=== Records to process ===

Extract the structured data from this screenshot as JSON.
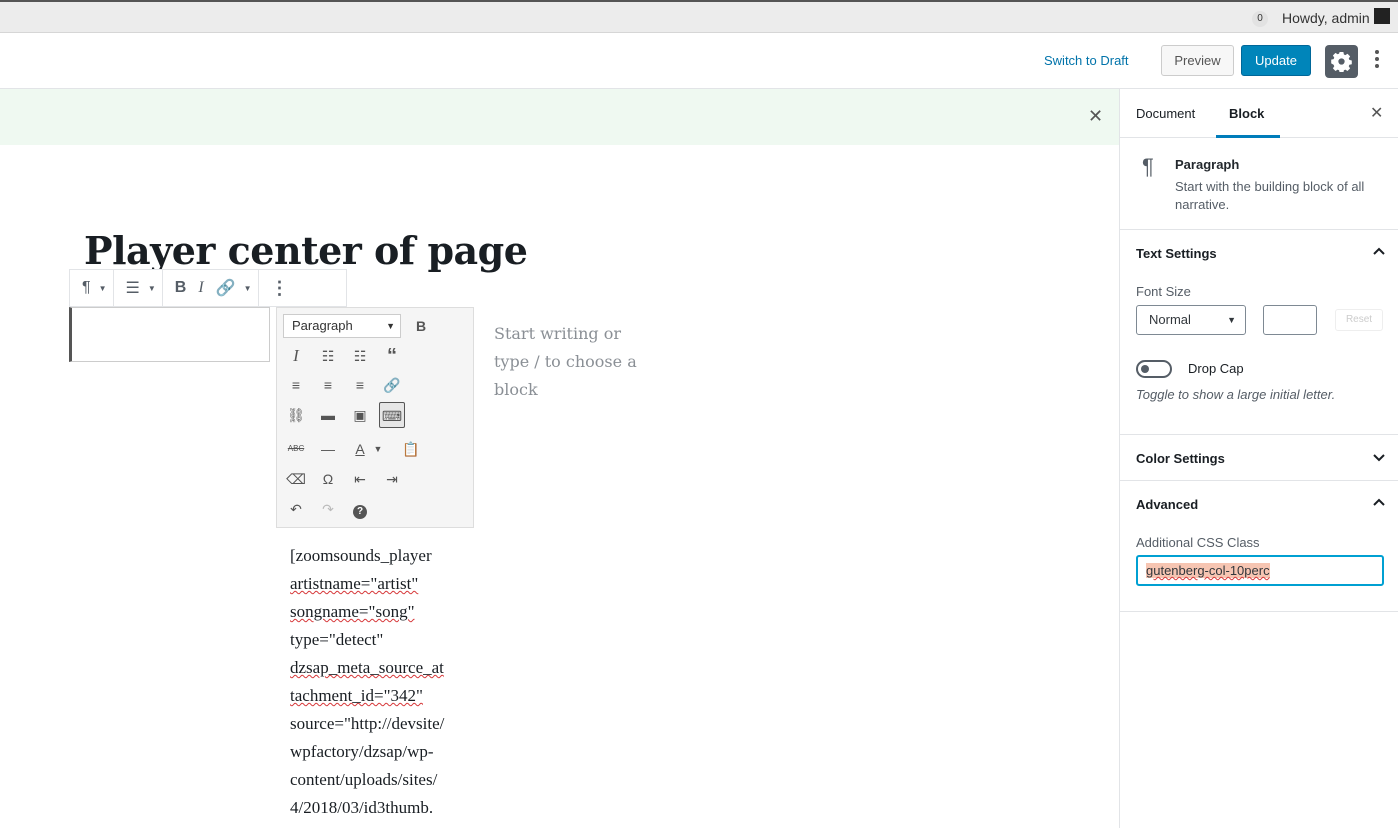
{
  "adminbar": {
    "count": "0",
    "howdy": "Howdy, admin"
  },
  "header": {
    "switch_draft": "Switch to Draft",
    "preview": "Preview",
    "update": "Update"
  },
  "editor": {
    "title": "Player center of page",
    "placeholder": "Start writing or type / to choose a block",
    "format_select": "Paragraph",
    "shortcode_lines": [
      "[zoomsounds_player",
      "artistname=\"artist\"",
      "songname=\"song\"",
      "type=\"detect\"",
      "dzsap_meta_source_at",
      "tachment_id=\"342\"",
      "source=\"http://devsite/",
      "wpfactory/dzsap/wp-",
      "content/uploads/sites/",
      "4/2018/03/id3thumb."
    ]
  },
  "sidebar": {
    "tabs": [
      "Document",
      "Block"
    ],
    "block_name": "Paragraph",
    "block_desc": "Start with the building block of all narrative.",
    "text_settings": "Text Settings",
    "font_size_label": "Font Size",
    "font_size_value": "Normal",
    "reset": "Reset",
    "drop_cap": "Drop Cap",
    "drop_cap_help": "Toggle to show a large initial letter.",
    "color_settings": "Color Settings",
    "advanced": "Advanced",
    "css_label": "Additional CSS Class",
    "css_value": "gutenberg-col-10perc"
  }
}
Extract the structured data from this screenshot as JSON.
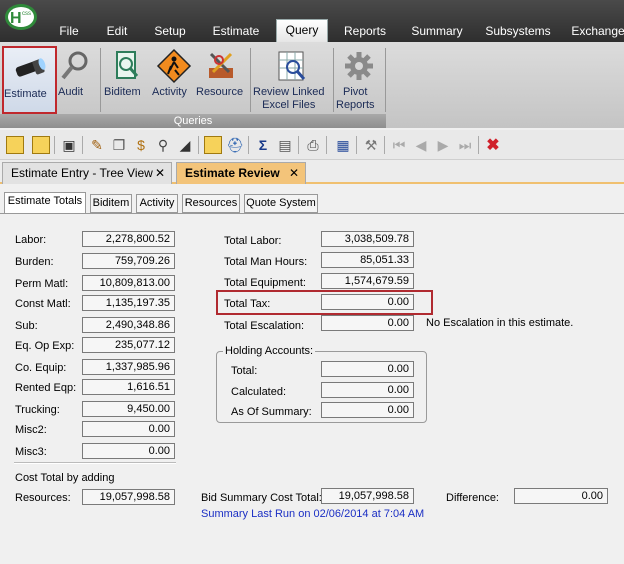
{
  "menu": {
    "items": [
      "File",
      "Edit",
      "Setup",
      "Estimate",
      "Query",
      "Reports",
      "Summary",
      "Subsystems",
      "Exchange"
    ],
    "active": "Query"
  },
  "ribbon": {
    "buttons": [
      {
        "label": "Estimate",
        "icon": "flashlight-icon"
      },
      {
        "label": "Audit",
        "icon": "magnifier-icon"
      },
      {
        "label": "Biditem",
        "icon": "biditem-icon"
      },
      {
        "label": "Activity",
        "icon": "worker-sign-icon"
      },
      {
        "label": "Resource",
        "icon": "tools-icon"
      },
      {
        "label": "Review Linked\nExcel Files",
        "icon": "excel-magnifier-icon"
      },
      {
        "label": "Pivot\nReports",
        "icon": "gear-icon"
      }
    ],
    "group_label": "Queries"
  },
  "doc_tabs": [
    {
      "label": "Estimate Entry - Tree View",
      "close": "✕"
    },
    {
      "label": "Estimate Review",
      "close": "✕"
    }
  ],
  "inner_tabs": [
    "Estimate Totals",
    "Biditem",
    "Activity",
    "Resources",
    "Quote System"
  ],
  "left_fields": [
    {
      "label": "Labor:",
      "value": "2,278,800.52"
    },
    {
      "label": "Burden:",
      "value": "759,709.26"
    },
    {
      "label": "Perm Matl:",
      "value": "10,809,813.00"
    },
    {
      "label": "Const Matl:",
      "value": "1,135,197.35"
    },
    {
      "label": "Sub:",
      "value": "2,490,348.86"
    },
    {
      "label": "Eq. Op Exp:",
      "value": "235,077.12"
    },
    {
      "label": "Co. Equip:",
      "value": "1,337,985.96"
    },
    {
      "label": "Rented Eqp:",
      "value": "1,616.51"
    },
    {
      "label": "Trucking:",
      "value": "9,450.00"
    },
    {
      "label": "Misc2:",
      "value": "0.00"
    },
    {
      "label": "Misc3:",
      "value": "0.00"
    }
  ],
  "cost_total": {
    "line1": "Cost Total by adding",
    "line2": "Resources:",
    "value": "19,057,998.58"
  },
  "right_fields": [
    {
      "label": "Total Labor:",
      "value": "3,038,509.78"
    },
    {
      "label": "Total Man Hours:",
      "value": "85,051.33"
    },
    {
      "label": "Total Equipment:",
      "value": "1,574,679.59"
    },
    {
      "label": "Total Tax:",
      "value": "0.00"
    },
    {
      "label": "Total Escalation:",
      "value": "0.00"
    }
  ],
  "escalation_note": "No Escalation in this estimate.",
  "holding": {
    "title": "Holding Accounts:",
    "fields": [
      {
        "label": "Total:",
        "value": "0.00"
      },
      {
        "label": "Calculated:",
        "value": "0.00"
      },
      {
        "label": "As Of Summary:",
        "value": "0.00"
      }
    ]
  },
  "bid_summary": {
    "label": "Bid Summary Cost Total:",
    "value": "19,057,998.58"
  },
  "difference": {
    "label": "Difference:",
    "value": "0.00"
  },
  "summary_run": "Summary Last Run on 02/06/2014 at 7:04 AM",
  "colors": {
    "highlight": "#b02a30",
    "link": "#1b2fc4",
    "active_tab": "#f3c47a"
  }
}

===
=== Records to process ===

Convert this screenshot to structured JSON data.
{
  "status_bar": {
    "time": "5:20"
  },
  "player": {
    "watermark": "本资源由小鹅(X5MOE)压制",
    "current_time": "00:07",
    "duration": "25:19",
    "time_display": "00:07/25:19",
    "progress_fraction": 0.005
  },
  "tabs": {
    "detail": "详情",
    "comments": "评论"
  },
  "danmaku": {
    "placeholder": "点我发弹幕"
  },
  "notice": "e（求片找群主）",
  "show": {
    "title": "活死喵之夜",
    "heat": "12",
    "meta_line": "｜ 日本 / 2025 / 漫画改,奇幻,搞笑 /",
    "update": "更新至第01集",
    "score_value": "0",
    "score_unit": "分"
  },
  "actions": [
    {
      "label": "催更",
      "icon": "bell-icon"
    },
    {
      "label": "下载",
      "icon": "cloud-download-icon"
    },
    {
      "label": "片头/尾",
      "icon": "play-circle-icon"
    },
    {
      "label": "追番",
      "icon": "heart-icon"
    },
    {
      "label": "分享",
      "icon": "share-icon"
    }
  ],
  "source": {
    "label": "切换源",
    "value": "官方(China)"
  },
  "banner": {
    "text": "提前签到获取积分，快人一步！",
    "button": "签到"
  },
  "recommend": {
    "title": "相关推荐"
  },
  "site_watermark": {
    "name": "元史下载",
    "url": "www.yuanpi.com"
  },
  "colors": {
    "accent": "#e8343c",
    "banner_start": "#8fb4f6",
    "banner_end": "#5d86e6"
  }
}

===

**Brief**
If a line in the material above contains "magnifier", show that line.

**Response area**
        "icon": "magnifier-icon"
        "icon": "excel-magnifier-icon"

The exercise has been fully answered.